The recent visit of French President Emmanuel Macron during the week to The Gulf was a chance to reaffirm France’s bilateral ties as well as its role in bringing stability to a region which is plagued with Iran’s unrestricted expansionist project.
Macron’s visit to Saudi Arabia also took on further importance to the people of Lebanon who were anxiously awaiting his initiative to bring an end to the diplomatic crisis which saw the country ostracized by its Arab brethren, who reacted violently to the statements of Lebanon’s Minister of Information George Kordahi over Yemen and his support of the Houthis.
While initially Kordahi - a mouthpiece for the alliance of minorities and the Syria-Iran axis - refused to apologize and tender his resignation, he quit one day before Macron met with the Saudi leadership, in what many saw as an opportunity to break the ongoing deadlock.
True to his promise Macron was able to convince the Crown Prince Mohammad Bin Salman to agree to take a phone call with Lebanon’s Prime Minister Najib Mikati. It was a conversation which underscored France and Saudi’s commitment to help Beirut implement much needed reforms to escape its current economic and political crisis.
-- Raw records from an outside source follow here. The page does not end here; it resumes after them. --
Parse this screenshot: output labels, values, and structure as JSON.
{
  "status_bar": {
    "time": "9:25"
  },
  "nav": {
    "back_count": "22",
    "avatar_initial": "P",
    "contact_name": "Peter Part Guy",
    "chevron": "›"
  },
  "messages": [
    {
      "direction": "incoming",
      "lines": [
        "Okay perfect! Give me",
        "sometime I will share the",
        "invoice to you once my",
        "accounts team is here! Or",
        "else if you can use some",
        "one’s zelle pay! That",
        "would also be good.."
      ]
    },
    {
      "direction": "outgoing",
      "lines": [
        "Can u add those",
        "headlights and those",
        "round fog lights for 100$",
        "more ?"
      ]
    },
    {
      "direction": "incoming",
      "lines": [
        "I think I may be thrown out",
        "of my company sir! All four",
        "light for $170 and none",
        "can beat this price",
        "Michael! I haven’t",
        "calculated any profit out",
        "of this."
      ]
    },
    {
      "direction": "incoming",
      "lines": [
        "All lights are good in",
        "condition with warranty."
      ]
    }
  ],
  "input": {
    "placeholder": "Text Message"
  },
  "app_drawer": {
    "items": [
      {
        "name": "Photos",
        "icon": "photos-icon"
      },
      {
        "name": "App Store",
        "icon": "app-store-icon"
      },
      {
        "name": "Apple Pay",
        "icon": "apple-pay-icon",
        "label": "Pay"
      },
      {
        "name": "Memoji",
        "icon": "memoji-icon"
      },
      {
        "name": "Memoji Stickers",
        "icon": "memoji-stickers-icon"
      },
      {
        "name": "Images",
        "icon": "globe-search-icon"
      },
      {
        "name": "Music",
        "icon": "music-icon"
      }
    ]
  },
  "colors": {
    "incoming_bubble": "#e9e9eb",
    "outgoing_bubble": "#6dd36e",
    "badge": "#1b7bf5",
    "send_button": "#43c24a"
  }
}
To the Lebanese, and particularly the pro-Iran faction, this simple phone call was affirmation that they had won this diplomatic duel and that Saudi Arabia had once again failed to force Lebanon to publicly stand up to Hezbollah and its occupation of the country and its sovereignty.
In reality a re-examination of the French initiative and Saudi acquiescence to it reveals otherwise, as the move actually places Lebanon and its ruling establishment under more pressure to reform and importantly - to challenge Hezbollah’s hold over it. This is something that both countries have repeatedly failed to do.
The Saudi-French-Lebanese cordial phone call was an occasion to remind the murky Lebanese Prime Minister Najib Mikati that the recent diplomatic debacle substantiated that he had no sway over his own cabinet, and that the Hezbollah Secretary General Hassan Nasrallah, and the ruling elite were in command of this so-called technocratic independent government.
Both Macron and Mohammad bin Salman reminded the Lebanese that normalization can only happen once Lebanon ceases to be “a launching pad for any terrorist acts that destabilize the security and stability of the region, and a source of drug trafficking.”
They also stressed the importance of maintaining Lebanon's stability and respecting its sovereignty and unity in accordance with Security Council resolutions (1559), (1701) and (1680) and other relevant international resolutions.
In reality, the Macron initiative further disenfranchised the Lebanese state and consequently the public who have failed to realize that their perpetual suffering will not end unless they understand that Saudi Arabia and other Gulf states are no longer willing to bankroll a country that doubles as a base for the Iranian Revolutionary Guard and its Levant outlet Hezbollah.
The new road map for Lebanon’s recovery set in Jeddah over the weekend requires Mikati to challenge Hezbollah each and every time it acts, starting with the ongoing smuggling of Iranian diesel, a situation that Mikati coolly sidestepped by timidly declaring “the violation of Lebanon's sovereignty makes me sad."
Mikati and the Lebanese apprehension to also stand up to Hezbollah transforming their country into a narco-state that exports millions of amphetamine pills to the Kingdom of Saudi Arabia and the wider region, will not be brushed under the rug.
Above all Lebanon must understand that Hezbollah and its trans-regional activities have direct repercussions on the national security of the many Arab Gulf states. This does not only apply to the Yemeni conflict.
Kuwait, regarded by many as the most restrained among the Gulf nations is in the process of dismantling another Hezbollah cell. Contrary to what Iran and its Lebanese lackeys are promoting, Saudi Arabia is not the only obstacle for Lebanon normalizing relations with the Arab world, but rather it is Hezbollah.
It is important to remember the last time President Macron intervened to contain the fallout of Saad Hariri’s resignation in 2017 while visiting Saudi Arabia. The outcome was undesirable.
At the time Macron’s good relationship with the Kingdom of Saudi Arabia saw the Lebanese state pledge to maintain neutrality, something which it obviously failed to uphold and it contributed to Hariri’s eventual political downfall.
Macron has in fact committed Mikati and Lebanon to an impossible goal, similar to the parents of a lazy student requesting a makeup exam to a son whose abysmal record speaks for itself.
Mikati must be cautious that Saudi Arabia and the rest of the Gulf might be willing to humor the French president, but ultimately it will not compromise on its own security and wellbeing. More importantly, Mikati’s pledges that are similar to his predecessors need to be put into action, or he will face Hariri’s fate of driving Lebanon further under Iranian control.